● **TASK GOAL**: Each entry must be restated exactly as it appears.

[Page and application data records]
=====
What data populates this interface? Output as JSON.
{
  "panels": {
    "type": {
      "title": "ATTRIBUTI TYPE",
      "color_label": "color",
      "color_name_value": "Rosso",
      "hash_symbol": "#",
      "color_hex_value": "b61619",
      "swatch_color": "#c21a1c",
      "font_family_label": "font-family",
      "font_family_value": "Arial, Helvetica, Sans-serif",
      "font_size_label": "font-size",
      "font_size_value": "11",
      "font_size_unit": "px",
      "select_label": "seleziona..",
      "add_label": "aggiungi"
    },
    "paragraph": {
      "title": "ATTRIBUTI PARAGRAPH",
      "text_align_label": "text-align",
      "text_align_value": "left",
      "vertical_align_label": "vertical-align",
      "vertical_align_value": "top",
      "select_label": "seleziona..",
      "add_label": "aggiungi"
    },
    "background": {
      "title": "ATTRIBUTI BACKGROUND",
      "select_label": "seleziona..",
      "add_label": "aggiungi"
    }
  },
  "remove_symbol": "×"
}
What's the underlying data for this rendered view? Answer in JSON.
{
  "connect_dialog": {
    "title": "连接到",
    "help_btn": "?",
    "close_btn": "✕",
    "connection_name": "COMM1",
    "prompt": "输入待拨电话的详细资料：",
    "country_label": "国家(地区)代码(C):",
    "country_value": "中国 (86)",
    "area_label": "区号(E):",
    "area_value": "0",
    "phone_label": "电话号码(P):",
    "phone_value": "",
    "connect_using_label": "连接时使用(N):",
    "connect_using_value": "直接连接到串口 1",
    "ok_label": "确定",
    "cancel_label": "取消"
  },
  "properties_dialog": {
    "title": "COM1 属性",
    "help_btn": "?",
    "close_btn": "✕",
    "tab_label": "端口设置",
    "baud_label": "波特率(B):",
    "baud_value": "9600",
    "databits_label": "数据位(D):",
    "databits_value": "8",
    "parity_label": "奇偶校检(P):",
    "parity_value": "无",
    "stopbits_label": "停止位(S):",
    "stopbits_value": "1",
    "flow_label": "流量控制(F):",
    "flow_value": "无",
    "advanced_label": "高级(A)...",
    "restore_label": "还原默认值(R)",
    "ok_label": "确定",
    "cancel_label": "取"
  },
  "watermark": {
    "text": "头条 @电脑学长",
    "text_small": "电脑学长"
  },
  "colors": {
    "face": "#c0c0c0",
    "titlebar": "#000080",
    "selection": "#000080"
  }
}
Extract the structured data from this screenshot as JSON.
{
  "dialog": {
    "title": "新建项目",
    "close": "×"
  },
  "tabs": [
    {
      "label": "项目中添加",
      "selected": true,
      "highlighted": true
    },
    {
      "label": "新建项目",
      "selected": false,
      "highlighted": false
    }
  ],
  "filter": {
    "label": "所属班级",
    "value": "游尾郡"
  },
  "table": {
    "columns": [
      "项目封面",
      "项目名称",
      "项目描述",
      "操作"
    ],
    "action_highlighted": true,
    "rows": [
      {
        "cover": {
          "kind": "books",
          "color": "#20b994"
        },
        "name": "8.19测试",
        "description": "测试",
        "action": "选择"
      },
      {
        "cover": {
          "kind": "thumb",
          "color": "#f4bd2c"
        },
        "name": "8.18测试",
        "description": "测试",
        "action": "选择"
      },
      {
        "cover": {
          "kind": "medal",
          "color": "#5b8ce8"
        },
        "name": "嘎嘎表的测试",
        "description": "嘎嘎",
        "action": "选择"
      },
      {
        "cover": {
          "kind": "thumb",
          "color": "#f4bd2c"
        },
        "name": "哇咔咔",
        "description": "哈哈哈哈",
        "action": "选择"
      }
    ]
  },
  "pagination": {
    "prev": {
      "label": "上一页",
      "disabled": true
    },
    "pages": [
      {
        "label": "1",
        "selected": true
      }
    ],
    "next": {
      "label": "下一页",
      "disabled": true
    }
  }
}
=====
● **RESULT BELOW**:
What data populates this interface? Output as JSON.
{
  "panels": {
    "type": {
      "title": "ATTRIBUTI TYPE",
      "color_label": "color",
      "color_name_value": "Rosso",
      "hash_symbol": "#",
      "color_hex_value": "b61619",
      "swatch_color": "#c21a1c",
      "font_family_label": "font-family",
      "font_family_value": "Arial, Helvetica, Sans-serif",
      "font_size_label": "font-size",
      "font_size_value": "11",
      "font_size_unit": "px",
      "select_label": "seleziona..",
      "add_label": "aggiungi"
    },
    "paragraph": {
      "title": "ATTRIBUTI PARAGRAPH",
      "text_align_label": "text-align",
      "text_align_value": "left",
      "vertical_align_label": "vertical-align",
      "vertical_align_value": "top",
      "select_label": "seleziona..",
      "add_label": "aggiungi"
    },
    "background": {
      "title": "ATTRIBUTI BACKGROUND",
      "select_label": "seleziona..",
      "add_label": "aggiungi"
    }
  },
  "remove_symbol": "×"
}
What's the underlying data for this rendered view? Answer in JSON.
{
  "connect_dialog": {
    "title": "连接到",
    "help_btn": "?",
    "close_btn": "✕",
    "connection_name": "COMM1",
    "prompt": "输入待拨电话的详细资料：",
    "country_label": "国家(地区)代码(C):",
    "country_value": "中国 (86)",
    "area_label": "区号(E):",
    "area_value": "0",
    "phone_label": "电话号码(P):",
    "phone_value": "",
    "connect_using_label": "连接时使用(N):",
    "connect_using_value": "直接连接到串口 1",
    "ok_label": "确定",
    "cancel_label": "取消"
  },
  "properties_dialog": {
    "title": "COM1 属性",
    "help_btn": "?",
    "close_btn": "✕",
    "tab_label": "端口设置",
    "baud_label": "波特率(B):",
    "baud_value": "9600",
    "databits_label": "数据位(D):",
    "databits_value": "8",
    "parity_label": "奇偶校检(P):",
    "parity_value": "无",
    "stopbits_label": "停止位(S):",
    "stopbits_value": "1",
    "flow_label": "流量控制(F):",
    "flow_value": "无",
    "advanced_label": "高级(A)...",
    "restore_label": "还原默认值(R)",
    "ok_label": "确定",
    "cancel_label": "取"
  },
  "watermark": {
    "text": "头条 @电脑学长",
    "text_small": "电脑学长"
  },
  "colors": {
    "face": "#c0c0c0",
    "titlebar": "#000080",
    "selection": "#000080"
  }
}
Extract the structured data from this screenshot as JSON.
{
  "dialog": {
    "title": "新建项目",
    "close": "×"
  },
  "tabs": [
    {
      "label": "项目中添加",
      "selected": true,
      "highlighted": true
    },
    {
      "label": "新建项目",
      "selected": false,
      "highlighted": false
    }
  ],
  "filter": {
    "label": "所属班级",
    "value": "游尾郡"
  },
  "table": {
    "columns": [
      "项目封面",
      "项目名称",
      "项目描述",
      "操作"
    ],
    "action_highlighted": true,
    "rows": [
      {
        "cover": {
          "kind": "books",
          "color": "#20b994"
        },
        "name": "8.19测试",
        "description": "测试",
        "action": "选择"
      },
      {
        "cover": {
          "kind": "thumb",
          "color": "#f4bd2c"
        },
        "name": "8.18测试",
        "description": "测试",
        "action": "选择"
      },
      {
        "cover": {
          "kind": "medal",
          "color": "#5b8ce8"
        },
        "name": "嘎嘎表的测试",
        "description": "嘎嘎",
        "action": "选择"
      },
      {
        "cover": {
          "kind": "thumb",
          "color": "#f4bd2c"
        },
        "name": "哇咔咔",
        "description": "哈哈哈哈",
        "action": "选择"
      }
    ]
  },
  "pagination": {
    "prev": {
      "label": "上一页",
      "disabled": true
    },
    "pages": [
      {
        "label": "1",
        "selected": true
      }
    ],
    "next": {
      "label": "下一页",
      "disabled": true
    }
  }
}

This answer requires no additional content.